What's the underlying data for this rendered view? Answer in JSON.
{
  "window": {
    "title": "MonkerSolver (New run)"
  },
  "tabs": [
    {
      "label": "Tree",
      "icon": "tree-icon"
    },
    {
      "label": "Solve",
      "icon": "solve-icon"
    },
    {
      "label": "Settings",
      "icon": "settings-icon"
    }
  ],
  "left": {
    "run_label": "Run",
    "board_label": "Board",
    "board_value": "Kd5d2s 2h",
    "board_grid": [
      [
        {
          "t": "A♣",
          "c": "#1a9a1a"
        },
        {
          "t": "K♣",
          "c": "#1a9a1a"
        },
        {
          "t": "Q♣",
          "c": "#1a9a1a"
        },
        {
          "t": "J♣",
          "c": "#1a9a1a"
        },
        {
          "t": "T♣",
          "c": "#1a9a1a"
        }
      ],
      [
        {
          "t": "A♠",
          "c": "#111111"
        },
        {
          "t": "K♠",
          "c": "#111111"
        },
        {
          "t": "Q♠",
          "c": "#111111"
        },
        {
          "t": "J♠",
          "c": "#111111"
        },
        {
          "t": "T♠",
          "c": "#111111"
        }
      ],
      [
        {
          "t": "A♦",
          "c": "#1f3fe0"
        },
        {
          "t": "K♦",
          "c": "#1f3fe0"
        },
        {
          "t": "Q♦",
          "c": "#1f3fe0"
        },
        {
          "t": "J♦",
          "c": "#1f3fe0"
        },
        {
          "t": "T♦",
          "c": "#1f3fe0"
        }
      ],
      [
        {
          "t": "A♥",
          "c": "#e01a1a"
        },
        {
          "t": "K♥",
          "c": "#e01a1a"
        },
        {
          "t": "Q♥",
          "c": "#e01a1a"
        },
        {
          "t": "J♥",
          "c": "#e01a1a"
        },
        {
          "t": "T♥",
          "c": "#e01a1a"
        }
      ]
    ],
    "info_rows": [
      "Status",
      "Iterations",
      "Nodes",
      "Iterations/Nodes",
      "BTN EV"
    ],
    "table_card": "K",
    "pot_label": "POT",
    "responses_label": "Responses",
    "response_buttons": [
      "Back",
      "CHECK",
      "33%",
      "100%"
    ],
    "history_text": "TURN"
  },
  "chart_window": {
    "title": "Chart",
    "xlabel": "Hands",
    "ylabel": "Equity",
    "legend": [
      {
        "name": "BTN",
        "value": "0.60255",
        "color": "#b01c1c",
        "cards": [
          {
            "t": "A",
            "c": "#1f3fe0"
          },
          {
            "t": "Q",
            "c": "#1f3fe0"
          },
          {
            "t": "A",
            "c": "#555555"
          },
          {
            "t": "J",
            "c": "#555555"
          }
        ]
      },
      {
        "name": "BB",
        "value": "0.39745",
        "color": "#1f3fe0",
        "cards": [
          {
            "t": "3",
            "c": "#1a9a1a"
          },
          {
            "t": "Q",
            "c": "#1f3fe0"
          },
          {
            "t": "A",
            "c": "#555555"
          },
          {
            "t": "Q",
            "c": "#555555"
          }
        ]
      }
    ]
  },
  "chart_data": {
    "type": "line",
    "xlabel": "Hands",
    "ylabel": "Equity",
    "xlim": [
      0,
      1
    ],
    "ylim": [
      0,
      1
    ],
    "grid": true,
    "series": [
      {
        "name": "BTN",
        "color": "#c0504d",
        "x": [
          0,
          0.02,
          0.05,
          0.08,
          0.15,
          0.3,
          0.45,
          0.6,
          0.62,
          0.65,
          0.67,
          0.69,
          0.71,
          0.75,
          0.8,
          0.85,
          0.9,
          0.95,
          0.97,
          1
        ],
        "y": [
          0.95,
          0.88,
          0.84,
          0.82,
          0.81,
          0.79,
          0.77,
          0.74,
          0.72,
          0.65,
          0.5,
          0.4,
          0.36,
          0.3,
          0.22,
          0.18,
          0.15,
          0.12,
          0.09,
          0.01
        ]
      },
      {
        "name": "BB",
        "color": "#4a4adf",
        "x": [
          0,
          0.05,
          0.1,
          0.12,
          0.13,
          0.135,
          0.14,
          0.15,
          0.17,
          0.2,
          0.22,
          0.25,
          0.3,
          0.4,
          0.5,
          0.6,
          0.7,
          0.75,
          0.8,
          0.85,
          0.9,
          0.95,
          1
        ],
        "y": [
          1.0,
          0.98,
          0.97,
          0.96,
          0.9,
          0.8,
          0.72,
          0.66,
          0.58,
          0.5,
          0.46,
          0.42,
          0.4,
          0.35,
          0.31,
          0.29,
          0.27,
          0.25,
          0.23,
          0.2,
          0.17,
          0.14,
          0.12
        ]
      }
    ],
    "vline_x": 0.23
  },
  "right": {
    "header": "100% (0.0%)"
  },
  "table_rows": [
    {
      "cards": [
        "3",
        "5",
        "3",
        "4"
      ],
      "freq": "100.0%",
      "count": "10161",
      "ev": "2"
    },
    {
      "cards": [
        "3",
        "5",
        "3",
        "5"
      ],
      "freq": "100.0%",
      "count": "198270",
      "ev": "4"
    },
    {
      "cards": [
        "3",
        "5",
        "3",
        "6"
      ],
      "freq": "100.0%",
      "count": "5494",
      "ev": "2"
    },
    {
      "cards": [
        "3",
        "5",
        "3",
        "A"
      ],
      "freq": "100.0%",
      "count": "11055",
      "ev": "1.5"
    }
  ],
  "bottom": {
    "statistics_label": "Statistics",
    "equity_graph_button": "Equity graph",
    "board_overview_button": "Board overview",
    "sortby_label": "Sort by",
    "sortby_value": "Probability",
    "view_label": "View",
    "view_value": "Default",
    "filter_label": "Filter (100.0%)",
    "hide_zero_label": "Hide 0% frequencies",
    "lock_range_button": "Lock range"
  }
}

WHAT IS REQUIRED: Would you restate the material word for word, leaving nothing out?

ANSWER SECTION:
What's the underlying data for this rendered view? Answer in JSON.
{
  "window": {
    "title": "MonkerSolver (New run)"
  },
  "tabs": [
    {
      "label": "Tree",
      "icon": "tree-icon"
    },
    {
      "label": "Solve",
      "icon": "solve-icon"
    },
    {
      "label": "Settings",
      "icon": "settings-icon"
    }
  ],
  "left": {
    "run_label": "Run",
    "board_label": "Board",
    "board_value": "Kd5d2s 2h",
    "board_grid": [
      [
        {
          "t": "A♣",
          "c": "#1a9a1a"
        },
        {
          "t": "K♣",
          "c": "#1a9a1a"
        },
        {
          "t": "Q♣",
          "c": "#1a9a1a"
        },
        {
          "t": "J♣",
          "c": "#1a9a1a"
        },
        {
          "t": "T♣",
          "c": "#1a9a1a"
        }
      ],
      [
        {
          "t": "A♠",
          "c": "#111111"
        },
        {
          "t": "K♠",
          "c": "#111111"
        },
        {
          "t": "Q♠",
          "c": "#111111"
        },
        {
          "t": "J♠",
          "c": "#111111"
        },
        {
          "t": "T♠",
          "c": "#111111"
        }
      ],
      [
        {
          "t": "A♦",
          "c": "#1f3fe0"
        },
        {
          "t": "K♦",
          "c": "#1f3fe0"
        },
        {
          "t": "Q♦",
          "c": "#1f3fe0"
        },
        {
          "t": "J♦",
          "c": "#1f3fe0"
        },
        {
          "t": "T♦",
          "c": "#1f3fe0"
        }
      ],
      [
        {
          "t": "A♥",
          "c": "#e01a1a"
        },
        {
          "t": "K♥",
          "c": "#e01a1a"
        },
        {
          "t": "Q♥",
          "c": "#e01a1a"
        },
        {
          "t": "J♥",
          "c": "#e01a1a"
        },
        {
          "t": "T♥",
          "c": "#e01a1a"
        }
      ]
    ],
    "info_rows": [
      "Status",
      "Iterations",
      "Nodes",
      "Iterations/Nodes",
      "BTN EV"
    ],
    "table_card": "K",
    "pot_label": "POT",
    "responses_label": "Responses",
    "response_buttons": [
      "Back",
      "CHECK",
      "33%",
      "100%"
    ],
    "history_text": "TURN"
  },
  "chart_window": {
    "title": "Chart",
    "xlabel": "Hands",
    "ylabel": "Equity",
    "legend": [
      {
        "name": "BTN",
        "value": "0.60255",
        "color": "#b01c1c",
        "cards": [
          {
            "t": "A",
            "c": "#1f3fe0"
          },
          {
            "t": "Q",
            "c": "#1f3fe0"
          },
          {
            "t": "A",
            "c": "#555555"
          },
          {
            "t": "J",
            "c": "#555555"
          }
        ]
      },
      {
        "name": "BB",
        "value": "0.39745",
        "color": "#1f3fe0",
        "cards": [
          {
            "t": "3",
            "c": "#1a9a1a"
          },
          {
            "t": "Q",
            "c": "#1f3fe0"
          },
          {
            "t": "A",
            "c": "#555555"
          },
          {
            "t": "Q",
            "c": "#555555"
          }
        ]
      }
    ]
  },
  "chart_data": {
    "type": "line",
    "xlabel": "Hands",
    "ylabel": "Equity",
    "xlim": [
      0,
      1
    ],
    "ylim": [
      0,
      1
    ],
    "grid": true,
    "series": [
      {
        "name": "BTN",
        "color": "#c0504d",
        "x": [
          0,
          0.02,
          0.05,
          0.08,
          0.15,
          0.3,
          0.45,
          0.6,
          0.62,
          0.65,
          0.67,
          0.69,
          0.71,
          0.75,
          0.8,
          0.85,
          0.9,
          0.95,
          0.97,
          1
        ],
        "y": [
          0.95,
          0.88,
          0.84,
          0.82,
          0.81,
          0.79,
          0.77,
          0.74,
          0.72,
          0.65,
          0.5,
          0.4,
          0.36,
          0.3,
          0.22,
          0.18,
          0.15,
          0.12,
          0.09,
          0.01
        ]
      },
      {
        "name": "BB",
        "color": "#4a4adf",
        "x": [
          0,
          0.05,
          0.1,
          0.12,
          0.13,
          0.135,
          0.14,
          0.15,
          0.17,
          0.2,
          0.22,
          0.25,
          0.3,
          0.4,
          0.5,
          0.6,
          0.7,
          0.75,
          0.8,
          0.85,
          0.9,
          0.95,
          1
        ],
        "y": [
          1.0,
          0.98,
          0.97,
          0.96,
          0.9,
          0.8,
          0.72,
          0.66,
          0.58,
          0.5,
          0.46,
          0.42,
          0.4,
          0.35,
          0.31,
          0.29,
          0.27,
          0.25,
          0.23,
          0.2,
          0.17,
          0.14,
          0.12
        ]
      }
    ],
    "vline_x": 0.23
  },
  "right": {
    "header": "100% (0.0%)"
  },
  "table_rows": [
    {
      "cards": [
        "3",
        "5",
        "3",
        "4"
      ],
      "freq": "100.0%",
      "count": "10161",
      "ev": "2"
    },
    {
      "cards": [
        "3",
        "5",
        "3",
        "5"
      ],
      "freq": "100.0%",
      "count": "198270",
      "ev": "4"
    },
    {
      "cards": [
        "3",
        "5",
        "3",
        "6"
      ],
      "freq": "100.0%",
      "count": "5494",
      "ev": "2"
    },
    {
      "cards": [
        "3",
        "5",
        "3",
        "A"
      ],
      "freq": "100.0%",
      "count": "11055",
      "ev": "1.5"
    }
  ],
  "bottom": {
    "statistics_label": "Statistics",
    "equity_graph_button": "Equity graph",
    "board_overview_button": "Board overview",
    "sortby_label": "Sort by",
    "sortby_value": "Probability",
    "view_label": "View",
    "view_value": "Default",
    "filter_label": "Filter (100.0%)",
    "hide_zero_label": "Hide 0% frequencies",
    "lock_range_button": "Lock range"
  }
}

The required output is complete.